Fava beans aren't afraid to give you a hard time -- what other vegetable needs to be shelled twice? But they're worth it. Their intensely green pods are used in spring dishes all over the Mediterranean world, from Italy (in the spring stew la vignarola) to Iran (blanched and tossed with angelica). FOOD52er innoabrd's Besara -- think of it as Egyptian hummus -- is another classic preparation.

As you blanch and peel your fava beans to tender perfection, here's more about them, both inside and out.

1. Triplets or Duedecuplets: Depending on variety, each fava bean pod holds between 3 and 12 nestled-together beans. To get inside, "string" the pods like you would a snap pea, by snapping off the stem and pulling down across the pod.

2. Easy Being Green: The outer shell of a fava bean should be velvety and smooth, and evenly green. Look for pods with the stem end attached -- that's a good sign that they were picked at full maturity, rather than being clipped from the branch. You may see black spots on some fava bean pods which, according to the University of California Specialty and Minor Crops Handbook, is caused by fungus brought about by wet growing seasons. Don't sweat it -- the  beans inside are perfectly healthy.

3. Buying by Touch: At market, feel for firm fava bean pods with even spacing. Loose pods indicate that the beans aren't fully mature, or that they fell victim to aphids!

4. Favism: As fava beans mature, they develop higher levels of tyramine, an amino acid. According to the UC Davis Small Farm program, if you have a hereditary enzyme deficiency called favism, you may get sick when eating raw or undercooked favas. Play it safe -- blanch your beans!
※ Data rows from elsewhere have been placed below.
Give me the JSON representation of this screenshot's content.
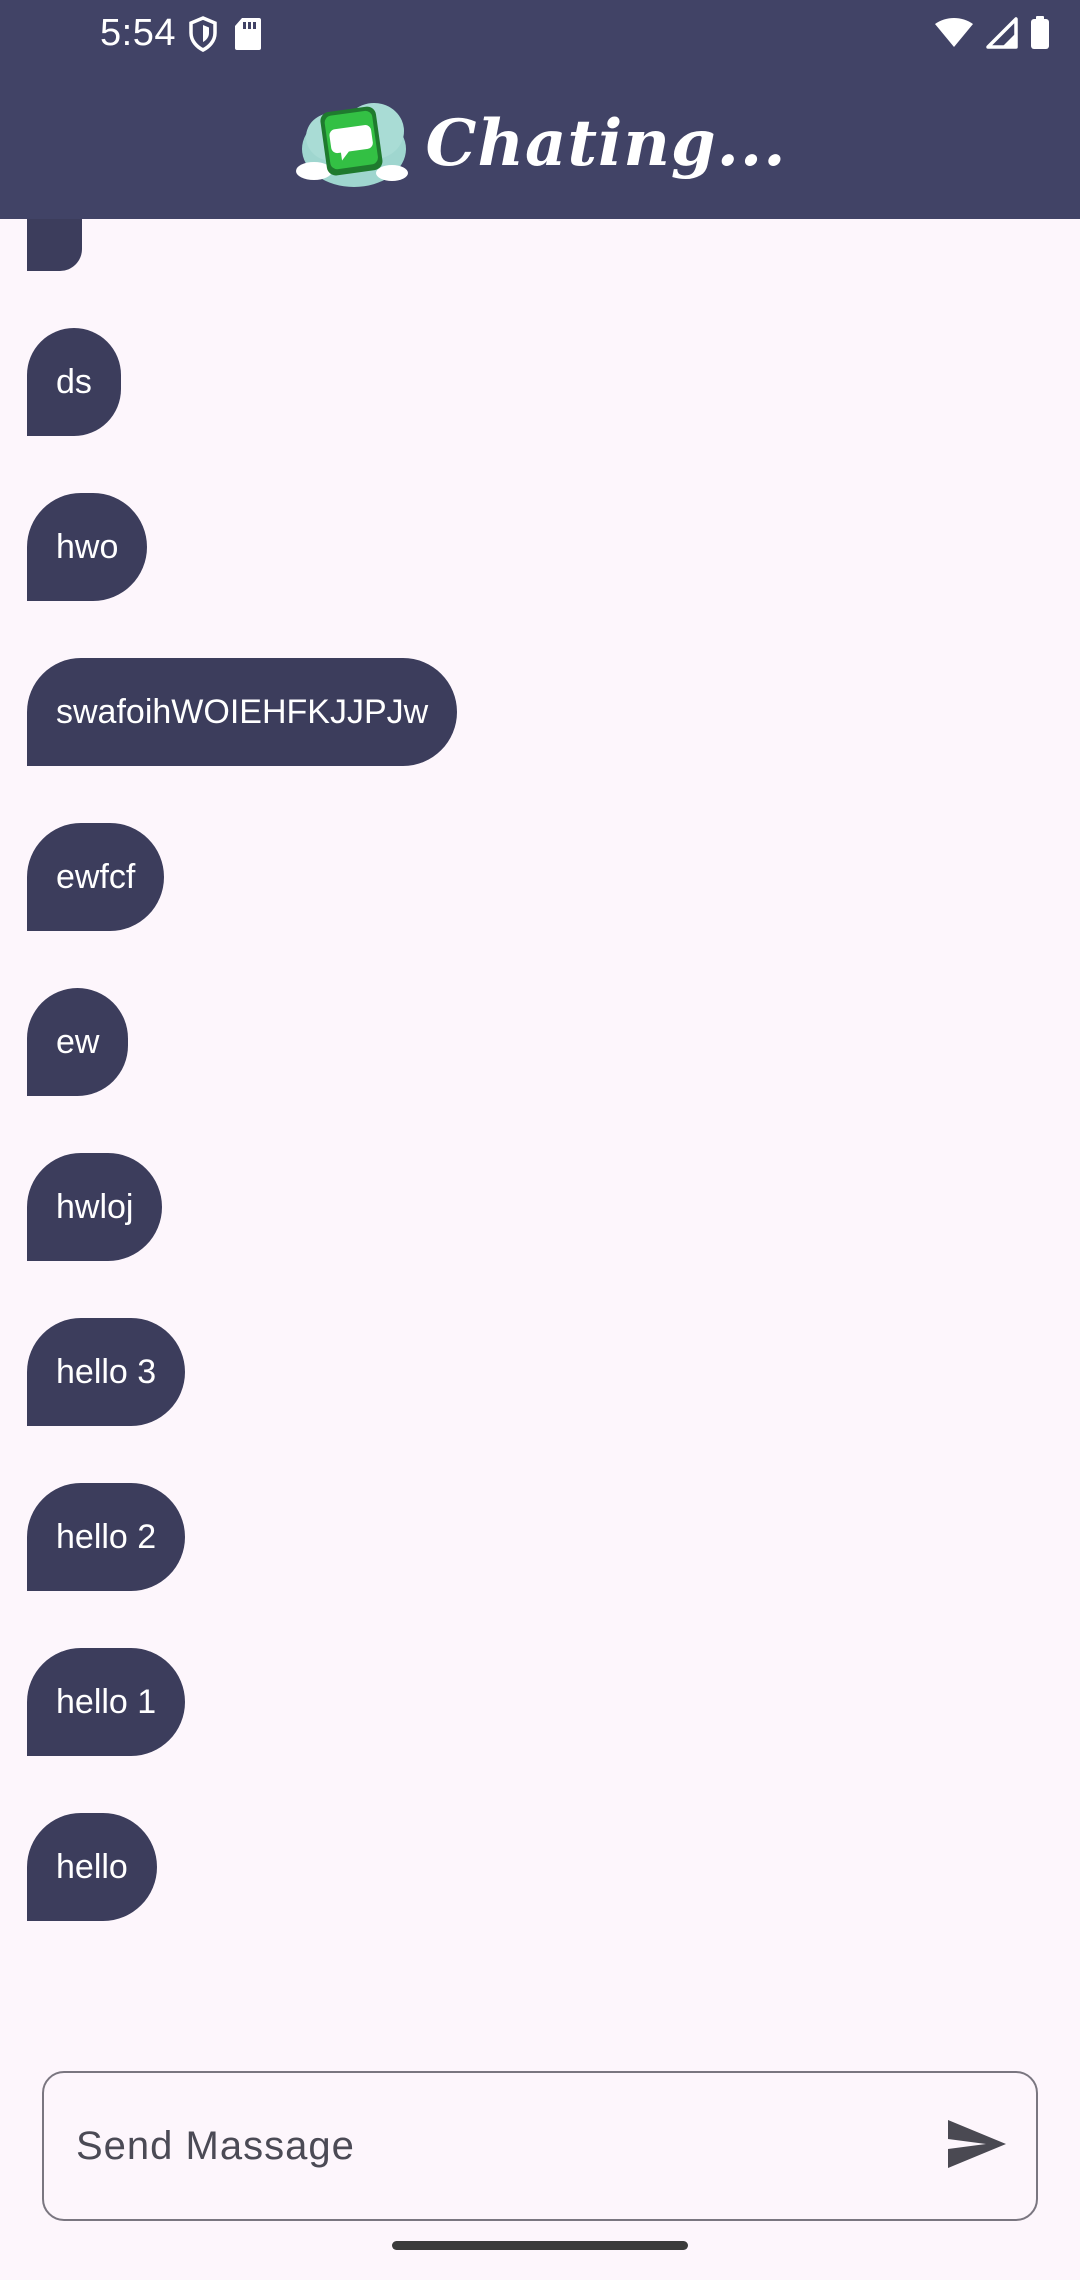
{
  "status_bar": {
    "time": "5:54"
  },
  "app_bar": {
    "title": "Chating..."
  },
  "messages": [
    {
      "text": "ds"
    },
    {
      "text": "hwo"
    },
    {
      "text": "swafoihWOIEHFKJJPJw"
    },
    {
      "text": "ewfcf"
    },
    {
      "text": "ew"
    },
    {
      "text": "hwloj"
    },
    {
      "text": "hello 3"
    },
    {
      "text": "hello 2"
    },
    {
      "text": "hello 1"
    },
    {
      "text": "hello"
    }
  ],
  "composer": {
    "placeholder": "Send Massage",
    "value": ""
  },
  "icons": {
    "send": "send-icon",
    "logo": "chat-cloud-logo"
  },
  "colors": {
    "app_bar": "#414366",
    "bubble": "#3c3d5c",
    "background": "#fdf6fc"
  }
}
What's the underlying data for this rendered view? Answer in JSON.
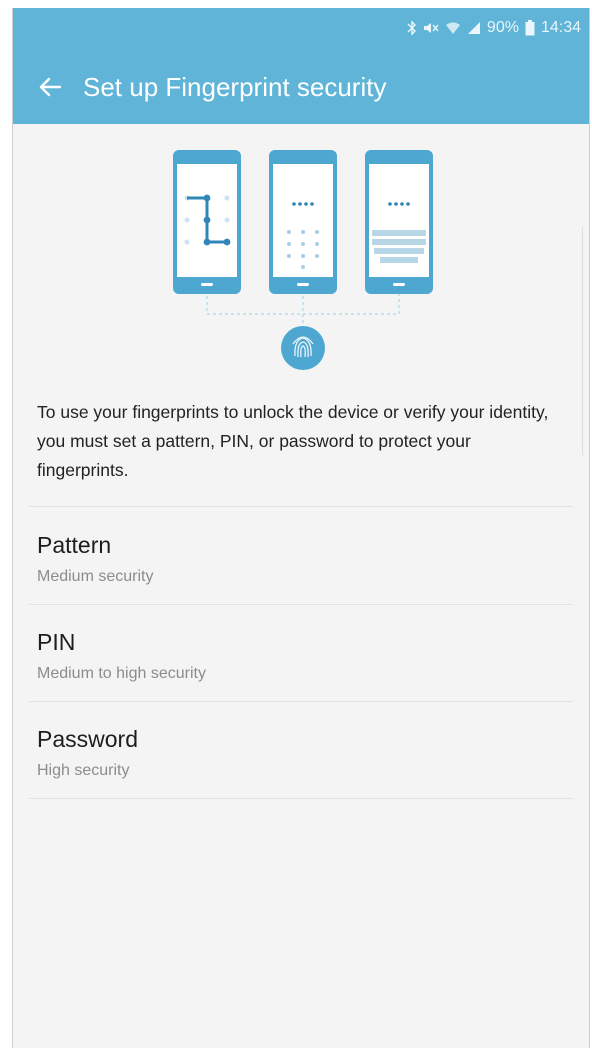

5. Shelling, Twice: Once you pop fava beans out of their pods, you're halfway there: the beans are covered further by a pale green membrance that protects the brighter green bean inside. You can gently score this shell with your thumb and peel it off -- if the beans are very large, this is made much easier by first blanching the beans and letting them cool in an ice bath.

6. Fresh or Dry: Finally, the fava beans themselves! Eaten fresh, they have a buttery, green taste and can be used for everything from crostini to traditional Iranian baghali polo -- rice steamed with dill and fava beans. They can also be blanched and frozen, or dried and stored just like any other dried bean. Many older recipes recommend boiling for upwards of 25 minutes -- we recommend cooking them until tender, just a few minutes.

Ready to start cooking? Most recipes -- like this pea shoot salad and these braised beef shanks -- draw on fava beans themselves, but you can also grill and eat the pods whole!


Grilled Favas

Beef Shanks

Tags: Vegetarian, Long Reads, Sustainability, Infographics, Ingredients, Down and Dirty, Diagrams, Nozlee Samadzadeh